'''
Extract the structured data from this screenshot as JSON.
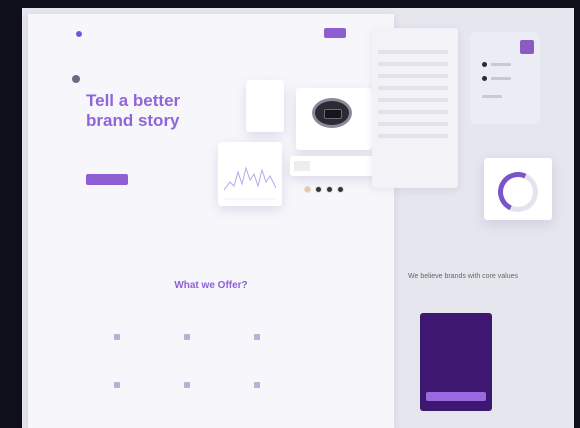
{
  "hero": {
    "title": "Tell a better brand story",
    "description": "",
    "cta_label": "",
    "link_label": ""
  },
  "offer": {
    "title": "What we Offer?",
    "description": ""
  },
  "right_panel": {
    "heading": "We believe brands with core values"
  },
  "colors": {
    "accent": "#8d5fd3",
    "promo_bg": "#3d1770",
    "page_bg": "#f7f7fb"
  },
  "icons": [
    "logo-icon",
    "menu-icon",
    "watch-image",
    "chart-icon",
    "gauge-icon"
  ]
}
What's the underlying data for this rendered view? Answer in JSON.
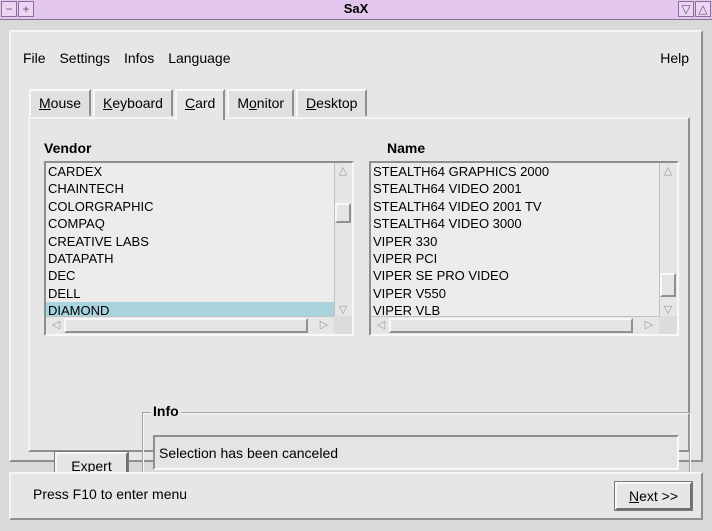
{
  "window": {
    "title": "SaX"
  },
  "menu": {
    "file": "File",
    "settings": "Settings",
    "infos": "Infos",
    "language": "Language",
    "help": "Help"
  },
  "tabs": [
    {
      "pre": "",
      "key": "M",
      "post": "ouse"
    },
    {
      "pre": "",
      "key": "K",
      "post": "eyboard"
    },
    {
      "pre": "",
      "key": "C",
      "post": "ard"
    },
    {
      "pre": "M",
      "key": "o",
      "post": "nitor"
    },
    {
      "pre": "",
      "key": "D",
      "post": "esktop"
    }
  ],
  "vendor": {
    "label": "Vendor",
    "items": [
      "CARDEX",
      "CHAINTECH",
      "COLORGRAPHIC",
      "COMPAQ",
      "CREATIVE LABS",
      "DATAPATH",
      "DEC",
      "DELL",
      "DIAMOND"
    ]
  },
  "name": {
    "label": "Name",
    "items": [
      "STEALTH64 GRAPHICS 2000",
      "STEALTH64 VIDEO 2001",
      "STEALTH64 VIDEO 2001 TV",
      "STEALTH64 VIDEO 3000",
      "VIPER 330",
      "VIPER PCI",
      "VIPER SE PRO VIDEO",
      "VIPER V550",
      "VIPER VLB"
    ]
  },
  "info": {
    "title": "Info",
    "message": "Selection has been canceled"
  },
  "expert": {
    "key": "E",
    "post": "xpert"
  },
  "status": {
    "text": "Press F10 to enter menu"
  },
  "next": {
    "key": "N",
    "post": "ext >>"
  }
}
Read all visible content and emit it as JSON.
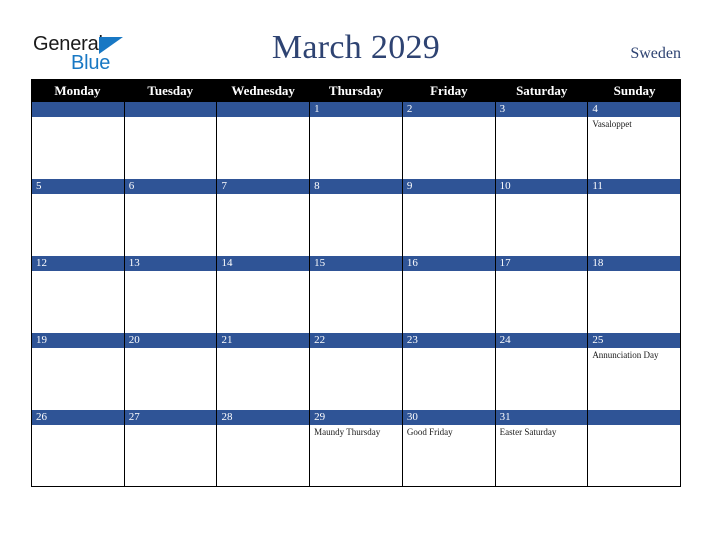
{
  "brand": {
    "word1": "General",
    "word2": "Blue",
    "triangle_icon": "triangle-icon",
    "color_dark": "#1a1a1a",
    "color_blue": "#1878c4"
  },
  "header": {
    "title": "March 2029",
    "country": "Sweden",
    "title_color": "#2e4372"
  },
  "calendar": {
    "header_bg": "#000000",
    "daynum_bg": "#2f5496",
    "weekdays": [
      "Monday",
      "Tuesday",
      "Wednesday",
      "Thursday",
      "Friday",
      "Saturday",
      "Sunday"
    ],
    "weeks": [
      [
        {
          "num": "",
          "events": []
        },
        {
          "num": "",
          "events": []
        },
        {
          "num": "",
          "events": []
        },
        {
          "num": "1",
          "events": []
        },
        {
          "num": "2",
          "events": []
        },
        {
          "num": "3",
          "events": []
        },
        {
          "num": "4",
          "events": [
            "Vasaloppet"
          ]
        }
      ],
      [
        {
          "num": "5",
          "events": []
        },
        {
          "num": "6",
          "events": []
        },
        {
          "num": "7",
          "events": []
        },
        {
          "num": "8",
          "events": []
        },
        {
          "num": "9",
          "events": []
        },
        {
          "num": "10",
          "events": []
        },
        {
          "num": "11",
          "events": []
        }
      ],
      [
        {
          "num": "12",
          "events": []
        },
        {
          "num": "13",
          "events": []
        },
        {
          "num": "14",
          "events": []
        },
        {
          "num": "15",
          "events": []
        },
        {
          "num": "16",
          "events": []
        },
        {
          "num": "17",
          "events": []
        },
        {
          "num": "18",
          "events": []
        }
      ],
      [
        {
          "num": "19",
          "events": []
        },
        {
          "num": "20",
          "events": []
        },
        {
          "num": "21",
          "events": []
        },
        {
          "num": "22",
          "events": []
        },
        {
          "num": "23",
          "events": []
        },
        {
          "num": "24",
          "events": []
        },
        {
          "num": "25",
          "events": [
            "Annunciation Day"
          ]
        }
      ],
      [
        {
          "num": "26",
          "events": []
        },
        {
          "num": "27",
          "events": []
        },
        {
          "num": "28",
          "events": []
        },
        {
          "num": "29",
          "events": [
            "Maundy Thursday"
          ]
        },
        {
          "num": "30",
          "events": [
            "Good Friday"
          ]
        },
        {
          "num": "31",
          "events": [
            "Easter Saturday"
          ]
        },
        {
          "num": "",
          "events": []
        }
      ]
    ]
  }
}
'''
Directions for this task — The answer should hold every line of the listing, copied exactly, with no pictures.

Answer space —
Extract the structured data from this screenshot as JSON.
{
  "hero": {
    "title": "Tell a better brand story",
    "description": "",
    "cta_label": "",
    "link_label": ""
  },
  "offer": {
    "title": "What we Offer?",
    "description": ""
  },
  "right_panel": {
    "heading": "We believe brands with core values"
  },
  "colors": {
    "accent": "#8d5fd3",
    "promo_bg": "#3d1770",
    "page_bg": "#f7f7fb"
  },
  "icons": [
    "logo-icon",
    "menu-icon",
    "watch-image",
    "chart-icon",
    "gauge-icon"
  ]
}
What's the underlying data for this rendered view? Answer in JSON.
{
  "window": {
    "title": "SaX"
  },
  "menu": {
    "file": "File",
    "settings": "Settings",
    "infos": "Infos",
    "language": "Language",
    "help": "Help"
  },
  "tabs": [
    {
      "pre": "",
      "key": "M",
      "post": "ouse"
    },
    {
      "pre": "",
      "key": "K",
      "post": "eyboard"
    },
    {
      "pre": "",
      "key": "C",
      "post": "ard"
    },
    {
      "pre": "M",
      "key": "o",
      "post": "nitor"
    },
    {
      "pre": "",
      "key": "D",
      "post": "esktop"
    }
  ],
  "vendor": {
    "label": "Vendor",
    "items": [
      "CARDEX",
      "CHAINTECH",
      "COLORGRAPHIC",
      "COMPAQ",
      "CREATIVE LABS",
      "DATAPATH",
      "DEC",
      "DELL",
      "DIAMOND"
    ]
  },
  "name": {
    "label": "Name",
    "items": [
      "STEALTH64 GRAPHICS 2000",
      "STEALTH64 VIDEO 2001",
      "STEALTH64 VIDEO 2001 TV",
      "STEALTH64 VIDEO 3000",
      "VIPER 330",
      "VIPER PCI",
      "VIPER SE PRO VIDEO",
      "VIPER V550",
      "VIPER VLB"
    ]
  },
  "info": {
    "title": "Info",
    "message": "Selection has been canceled"
  },
  "expert": {
    "key": "E",
    "post": "xpert"
  },
  "status": {
    "text": "Press F10 to enter menu"
  },
  "next": {
    "key": "N",
    "post": "ext >>"
  }
}
Read all visible content and emit it as JSON.
{
  "brand": {
    "word1": "General",
    "word2": "Blue",
    "triangle_icon": "triangle-icon",
    "color_dark": "#1a1a1a",
    "color_blue": "#1878c4"
  },
  "header": {
    "title": "March 2029",
    "country": "Sweden",
    "title_color": "#2e4372"
  },
  "calendar": {
    "header_bg": "#000000",
    "daynum_bg": "#2f5496",
    "weekdays": [
      "Monday",
      "Tuesday",
      "Wednesday",
      "Thursday",
      "Friday",
      "Saturday",
      "Sunday"
    ],
    "weeks": [
      [
        {
          "num": "",
          "events": []
        },
        {
          "num": "",
          "events": []
        },
        {
          "num": "",
          "events": []
        },
        {
          "num": "1",
          "events": []
        },
        {
          "num": "2",
          "events": []
        },
        {
          "num": "3",
          "events": []
        },
        {
          "num": "4",
          "events": [
            "Vasaloppet"
          ]
        }
      ],
      [
        {
          "num": "5",
          "events": []
        },
        {
          "num": "6",
          "events": []
        },
        {
          "num": "7",
          "events": []
        },
        {
          "num": "8",
          "events": []
        },
        {
          "num": "9",
          "events": []
        },
        {
          "num": "10",
          "events": []
        },
        {
          "num": "11",
          "events": []
        }
      ],
      [
        {
          "num": "12",
          "events": []
        },
        {
          "num": "13",
          "events": []
        },
        {
          "num": "14",
          "events": []
        },
        {
          "num": "15",
          "events": []
        },
        {
          "num": "16",
          "events": []
        },
        {
          "num": "17",
          "events": []
        },
        {
          "num": "18",
          "events": []
        }
      ],
      [
        {
          "num": "19",
          "events": []
        },
        {
          "num": "20",
          "events": []
        },
        {
          "num": "21",
          "events": []
        },
        {
          "num": "22",
          "events": []
        },
        {
          "num": "23",
          "events": []
        },
        {
          "num": "24",
          "events": []
        },
        {
          "num": "25",
          "events": [
            "Annunciation Day"
          ]
        }
      ],
      [
        {
          "num": "26",
          "events": []
        },
        {
          "num": "27",
          "events": []
        },
        {
          "num": "28",
          "events": []
        },
        {
          "num": "29",
          "events": [
            "Maundy Thursday"
          ]
        },
        {
          "num": "30",
          "events": [
            "Good Friday"
          ]
        },
        {
          "num": "31",
          "events": [
            "Easter Saturday"
          ]
        },
        {
          "num": "",
          "events": []
        }
      ]
    ]
  }
}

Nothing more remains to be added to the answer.